Q: Could you tell what efforts you made to pass the hard-to-pass audition for foreigners at the Opera Ballet where top-notch dancers try their hand from all over the world?

A: I feel a sense of guilt if I don’t keep practicing. In a voluntary course program, I discovered that me and another person were the only participants.

My teacher, Mihori Tsukada, has told me since childhood to keep striving even though it may turn out to be useless. Even though I take lessons from others, Ms. Tsukada is the only person I can call my teacher. When my dad got sick and couldn’t work when I was in elementary school, my teacher and others offered to help me keep taking ballet lessons.

The feat in the Prix de Lausanne competition could only be achieved through daily training with my teacher. I used to go to Nagano Ballet School from my high school in Matsumoto for evening classes at 1am. I slept in a reception hall and returned to Matsumoto early in the morning.

Haruo Niyama applies tape before a rehearsal. (Koichiro Yoshida)
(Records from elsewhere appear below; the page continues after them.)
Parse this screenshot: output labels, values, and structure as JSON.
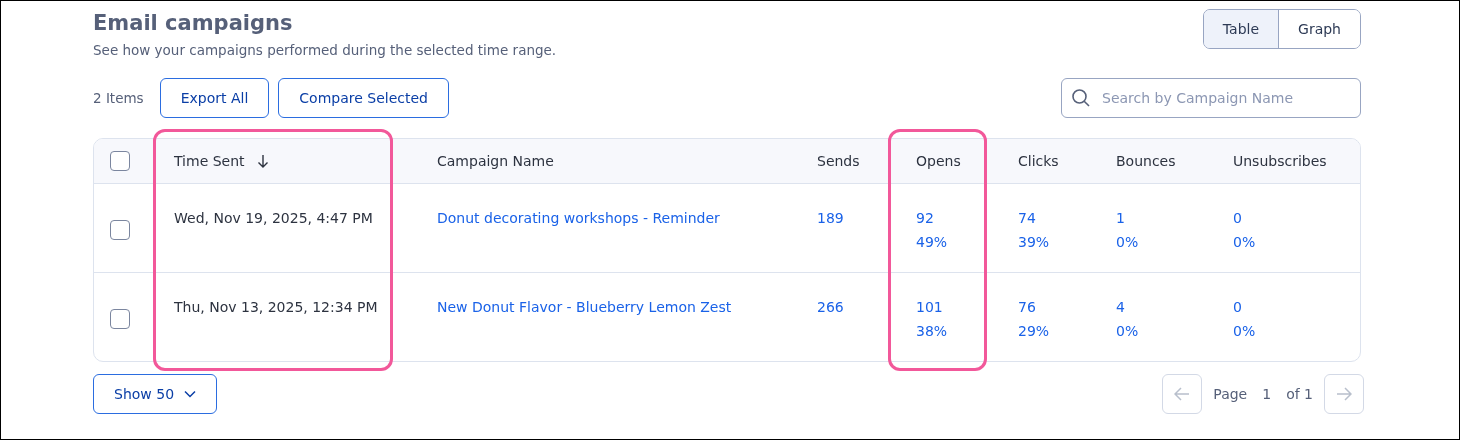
{
  "header": {
    "title": "Email campaigns",
    "subtitle": "See how your campaigns performed during the selected time range."
  },
  "view_toggle": [
    {
      "label": "Table",
      "selected": true
    },
    {
      "label": "Graph",
      "selected": false
    }
  ],
  "toolbar": {
    "item_count": "2 Items",
    "buttons": [
      "Export All",
      "Compare Selected"
    ],
    "search": {
      "placeholder": "Search by Campaign Name"
    }
  },
  "table": {
    "select_all": {
      "checked": false
    },
    "columns": [
      {
        "label": "Time Sent",
        "kind": "text",
        "sorted": true,
        "highlighted": true
      },
      {
        "label": "Campaign Name",
        "kind": "link",
        "sorted": false,
        "highlighted": false
      },
      {
        "label": "Sends",
        "kind": "link",
        "sorted": false,
        "highlighted": false
      },
      {
        "label": "Opens",
        "kind": "link",
        "sorted": false,
        "highlighted": true
      },
      {
        "label": "Clicks",
        "kind": "link",
        "sorted": false,
        "highlighted": false
      },
      {
        "label": "Bounces",
        "kind": "link",
        "sorted": false,
        "highlighted": false
      },
      {
        "label": "Unsubscribes",
        "kind": "link",
        "sorted": false,
        "highlighted": false
      }
    ],
    "rows": [
      {
        "checked": false,
        "cells": [
          [
            "Wed, Nov 19, 2025, 4:47 PM"
          ],
          [
            "Donut decorating workshops - Reminder"
          ],
          [
            "189"
          ],
          [
            "92",
            "49%"
          ],
          [
            "74",
            "39%"
          ],
          [
            "1",
            "0%"
          ],
          [
            "0",
            "0%"
          ]
        ]
      },
      {
        "checked": false,
        "cells": [
          [
            "Thu, Nov 13, 2025, 12:34 PM"
          ],
          [
            "New Donut Flavor - Blueberry Lemon Zest"
          ],
          [
            "266"
          ],
          [
            "101",
            "38%"
          ],
          [
            "76",
            "29%"
          ],
          [
            "4",
            "0%"
          ],
          [
            "0",
            "0%"
          ]
        ]
      }
    ]
  },
  "footer": {
    "page_size": "Show 50",
    "page_label": "Page",
    "page_number": "1",
    "page_total": "of 1",
    "prev_disabled": true,
    "next_disabled": true
  }
}
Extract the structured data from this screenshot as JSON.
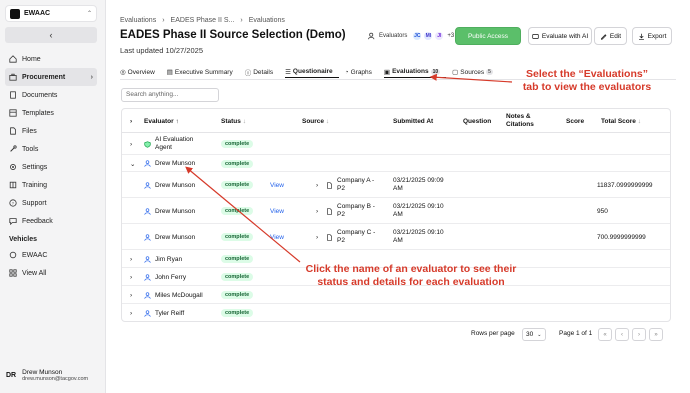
{
  "workspace": {
    "name": "EWAAC"
  },
  "sidebar": {
    "items": [
      {
        "label": "Home"
      },
      {
        "label": "Procurement"
      },
      {
        "label": "Documents"
      },
      {
        "label": "Templates"
      },
      {
        "label": "Files"
      },
      {
        "label": "Tools"
      },
      {
        "label": "Settings"
      },
      {
        "label": "Training"
      },
      {
        "label": "Support"
      },
      {
        "label": "Feedback"
      }
    ],
    "section_label": "Vehicles",
    "vehicle_items": [
      {
        "label": "EWAAC"
      },
      {
        "label": "View All"
      }
    ],
    "user": {
      "initials": "DR",
      "name": "Drew Munson",
      "email": "drew.munson@tacgov.com"
    }
  },
  "breadcrumb": [
    "Evaluations",
    "EADES Phase II S...",
    "Evaluations"
  ],
  "page": {
    "title": "EADES Phase II Source Selection (Demo)",
    "updated": "Last updated 10/27/2025"
  },
  "evaluators": {
    "label": "Evaluators",
    "avatars": [
      "JC",
      "MI",
      "JI"
    ],
    "more": "+3"
  },
  "buttons": {
    "public": "Public Access",
    "evaluate": "Evaluate with AI",
    "edit": "Edit",
    "export": "Export"
  },
  "tabs": [
    {
      "label": "Overview"
    },
    {
      "label": "Executive Summary"
    },
    {
      "label": "Details"
    },
    {
      "label": "Questionaire"
    },
    {
      "label": "Graphs"
    },
    {
      "label": "Evaluations",
      "count": "10"
    },
    {
      "label": "Sources",
      "count": "5"
    }
  ],
  "search": {
    "placeholder": "Search anything..."
  },
  "table": {
    "headers": [
      "Evaluator",
      "Status",
      "Source",
      "Submitted At",
      "Question",
      "Notes & Citations",
      "Score",
      "Total Score"
    ],
    "rows": [
      {
        "name": "AI Evaluation Agent",
        "status": "complete"
      },
      {
        "name": "Drew Munson",
        "status": "complete"
      },
      {
        "name": "Drew Munson",
        "status": "complete",
        "action": "View",
        "source": "Company A - P2",
        "submitted": "03/21/2025 09:09 AM",
        "total": "11837.0999999999"
      },
      {
        "name": "Drew Munson",
        "status": "complete",
        "action": "View",
        "source": "Company B - P2",
        "submitted": "03/21/2025 09:10 AM",
        "total": "950"
      },
      {
        "name": "Drew Munson",
        "status": "complete",
        "action": "View",
        "source": "Company C - P2",
        "submitted": "03/21/2025 09:10 AM",
        "total": "700.9999999999"
      },
      {
        "name": "Jim Ryan",
        "status": "complete"
      },
      {
        "name": "John Ferry",
        "status": "complete"
      },
      {
        "name": "Miles McDougall",
        "status": "complete"
      },
      {
        "name": "Tyler Reiff",
        "status": "complete"
      }
    ]
  },
  "pagination": {
    "rows_label": "Rows per page",
    "rows_value": "30",
    "page_label": "Page 1 of 1"
  },
  "annotations": {
    "tab_hint_line1": "Select the “Evaluations”",
    "tab_hint_line2": "tab to view the evaluators",
    "name_hint_line1": "Click the name of an evaluator to see their",
    "name_hint_line2": "status and details for each evaluation",
    "color": "#d63a2a"
  }
}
Q: How do you view the fact that you were unable to become a permanent member of the Paris Opera Ballet despite your long training and your excellent performances?

A: Odds and timing are important. We need to hone our skills to react at the right time.

I felt disappointed when I returned to Japan, and thought I was at a dead end. Meanwhile, the developments gave me time to reflect on myself. I only knew ballet and had never thought of ballet as a job. For this reason, I worked part-time for the first time in my life. For a year and a half, I ordered products from late at night to 3 a.m. in a supermarket near my home and did office work in a nursing home for the elderly. At the care facility, I guided the elderly by holding their hands and did clerical work. Everything felt fresh and fun, and I learned things like the relationship between an employee and a supervisor.

It caused a change in my attitude towards ballet. Previously, I danced for pleasure, but I found that my performance should above all address the public. Doing ballet is a kind of work and a job comes with responsibilities. I started thinking that I should dance for others.

Although the experience I had while staying at my family home may seem like a detour, it has given me personal lessons. I believe that taking thorny detours, like making efforts that may turn out to be useless, will lead to its growth.

Q: Why did you keep practicing while other dancers rested during rehearsal?

A: I can only control my limbs if all parts of the body are centered. For this reason, I train my core continuously. I gain weight easily so I take care not to overeat. I usually only choose nuts and chicken salad. My weight is around 50 kilograms and my body fat percentage is probably around 5%, although I don’t measure it.

Q: What do you think is your strength in gaining particularly great popularity in “The Spirit of the Rose” and “The Little Prince”?

A: I don’t try to be seen that way, but people often call me neutral. In fact, I prefer to act like a non-human being. I am often asked about my strength but I have nothing to say. There are a lot of people who are flexible or can jump high these days. I pay attention to how I create my unique atmosphere.

Q: Will you talk about your future projects?

A: I want to take up a challenge again abroad, especially in Europe if possible. The ballet was developed by Louis XIV (1638-1715). The historical and cultural background (of ballet in Europe), as well as its degree of acceptance by citizens, is very different (from other parts of the world).

Ballet is a complete art form consisting not only of dance but also of stage gimmicks, music, costumes and spectators. In this sense, ballet performances must be seen on site above all else. More and more people are watching ballet via the internet due to the coronavirus crisis, but I would like them to visit theaters to see the performances first hand.